Title IX and our school policy prohibit discrimination on the basis of sex, and all forms of sexual misconduct, including harassment, domestic and dating violence, sexual assault, and stalking. If you or someone you know has been harassed or assaulted, you can receive confidential support and academic advocacy at the Sexual Assault Prevention and Awareness Center (SAPAC). SAPAC can be contacted on their 24-hour crisis line, 734-936-3333 and online at Violations can be reported non-confidentially to the Office for Institutional Equity (OIE) at Reports to law enforcement can be made to the University of Michigan Police Department at 734-763-3434.

Academic Integrity, Essays and Homework

Very important: All work submitted, including all homework assignments, must be original student work produced for this course, with proper quotation and citation of the contributions of others. When in doubt, cite (see below)!

This course is governed by the prevailing Codes of Student Conduct and of Academic Integrity of the University of Michigan and the College of Literature, Science and the Arts (LSA).Violations of Academic Integrity will be taken seriously and can in serious cases result in a failing grade for the course and/or referral to the LSA Assistant Dean for Undergraduate Education. Official LSA policies on Academic Integrity, and also a quiz on Academic Integrity, can be found at:

Essays: The essays (and revisions of these essays) that you submit for this course are where this policy crucially applies. This means:

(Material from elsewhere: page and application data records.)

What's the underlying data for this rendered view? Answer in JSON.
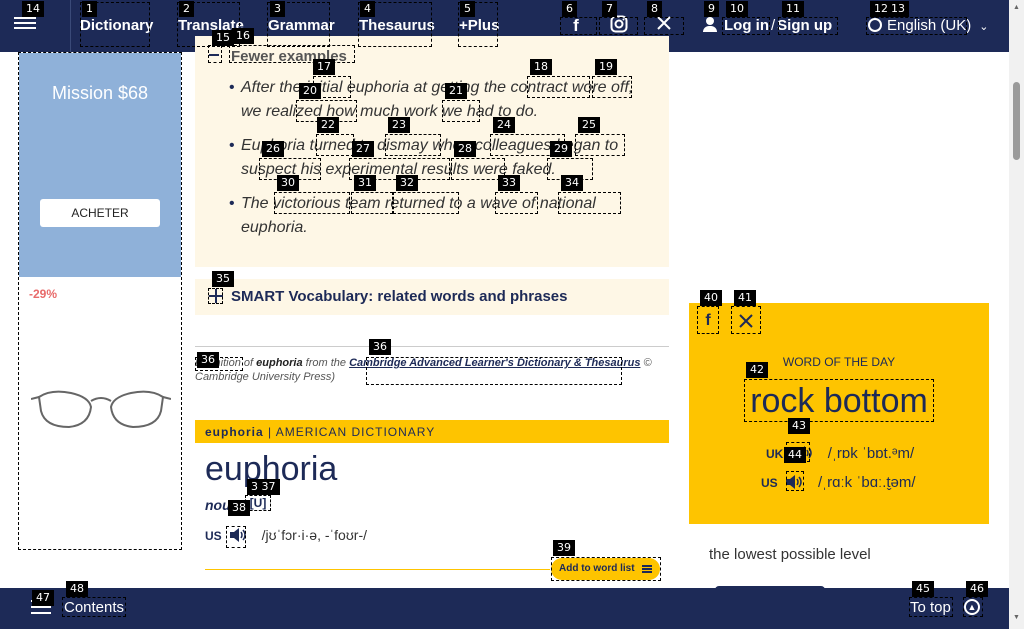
{
  "nav": {
    "links": [
      "Dictionary",
      "Translate",
      "Grammar",
      "Thesaurus",
      "+Plus"
    ],
    "login": "Log in",
    "signup": "Sign up",
    "separator": "/",
    "language": "English (UK)",
    "social_icons": [
      "facebook-icon",
      "instagram-icon",
      "x-icon"
    ]
  },
  "ad": {
    "mission": "Mission $68",
    "button": "ACHETER",
    "discount": "-29%"
  },
  "examples": {
    "heading": "Fewer examples",
    "items": [
      "After the initial euphoria at getting the contract wore off, we realized how much work we had to do.",
      "Euphoria turned to dismay when colleagues began to suspect his experimental results were faked.",
      "The victorious team returned to a wave of national euphoria."
    ]
  },
  "smart_vocab": "SMART Vocabulary: related words and phrases",
  "credit": {
    "prefix": "Definition of",
    "word": "euphoria",
    "from": "from the",
    "source": "Cambridge Advanced Learner's Dictionary & Thesaurus",
    "copyright": "© Cambridge University Press)"
  },
  "american": {
    "bar_word": "euphoria",
    "bar_label": "AMERICAN DICTIONARY",
    "headword": "euphoria",
    "pos": "noun",
    "count": "[U]",
    "pron_region": "US",
    "pron": "/jʊˈfɔr·i·ə, -ˈfoʊr-/",
    "add_button": "Add to word list"
  },
  "wotd": {
    "title": "WORD OF THE DAY",
    "word": "rock bottom",
    "uk_region": "UK",
    "uk_pron": "/ˌrɒk ˈbɒt.ᵊm/",
    "us_region": "US",
    "us_pron": "/ˌrɑːk ˈbɑː.t̬əm/",
    "definition": "the lowest possible level"
  },
  "bottom": {
    "contents": "Contents",
    "to_top": "To top"
  },
  "badges": [
    "14",
    "1",
    "2",
    "3",
    "4",
    "5",
    "6",
    "7",
    "8",
    "9",
    "10",
    "11",
    "12",
    "13",
    "15",
    "16",
    "17",
    "18",
    "19",
    "20",
    "21",
    "22",
    "23",
    "24",
    "25",
    "26",
    "27",
    "28",
    "29",
    "30",
    "31",
    "32",
    "33",
    "34",
    "35",
    "36",
    "36",
    "3 37",
    "38",
    "39",
    "40",
    "41",
    "42",
    "43",
    "44",
    "45",
    "46",
    "47",
    "48"
  ],
  "colors": {
    "navy": "#1d2a57",
    "amber": "#fec400",
    "cream": "#fef7e6"
  }
}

  • ADVICE: You will get the most out of writing the essays for this course by creatively making the German you have learned “your own.” When you write about a German text you have read, look for opportunities to express the ideas from the text more simply in your own words.
    Citing resources
    Note all of the following situations in which you should put words or phrases in BOLD (or, alternatively, underline them) in your essay, and then CITE the source at the end of your essay.

    • You can ask your instructor or some other proficient speaker 3 or 4 specific questions on how to say something. Cite their name and the date you got help.
    • You may ONLY use an online translator like Google Translate for single words and short phrases. Clearly indicate these, include the English phrase you were checking, and then cite the translating tool. **Important: If your essay is clearly above the level of your work in class and on tests and homework, your instructor will hand it back to you and ask you to rewrite it.
    • If you consult any additional resources (e.g. Wikipedia or other online sources), even if you did not quote from them directly, cite these.
    • Put any direct quotes in quotation marks.
    • If you have no sources to cite (you didn’t look anything up in a dictionary, no one helped you, and you consulted no other sources), please write “I did not consult any outside sources for this essay” at the end!Situations in which you DON’T need to cite
      • It is good practice to look up the genders and plurals of nouns, and the conjugation patterns of verbs you use in your essay.
      • We strongly encourage you to use a German spellchecker for your essays.
  • Test Essays: Test review sheets for this course will always include the essay topics for the test and are an opportunity to put into creative practice what you have learned. Go through the course materials to find ideas. You are encouraged to refine your essay ahead of time and memorize it for the test.

Homework: You are allowed (and even encouraged!) to get help from others and to collaborate with classmates on homework; if you use online translators (only to look up individual words and simple phrases) and other sources, please cite them in a clear way.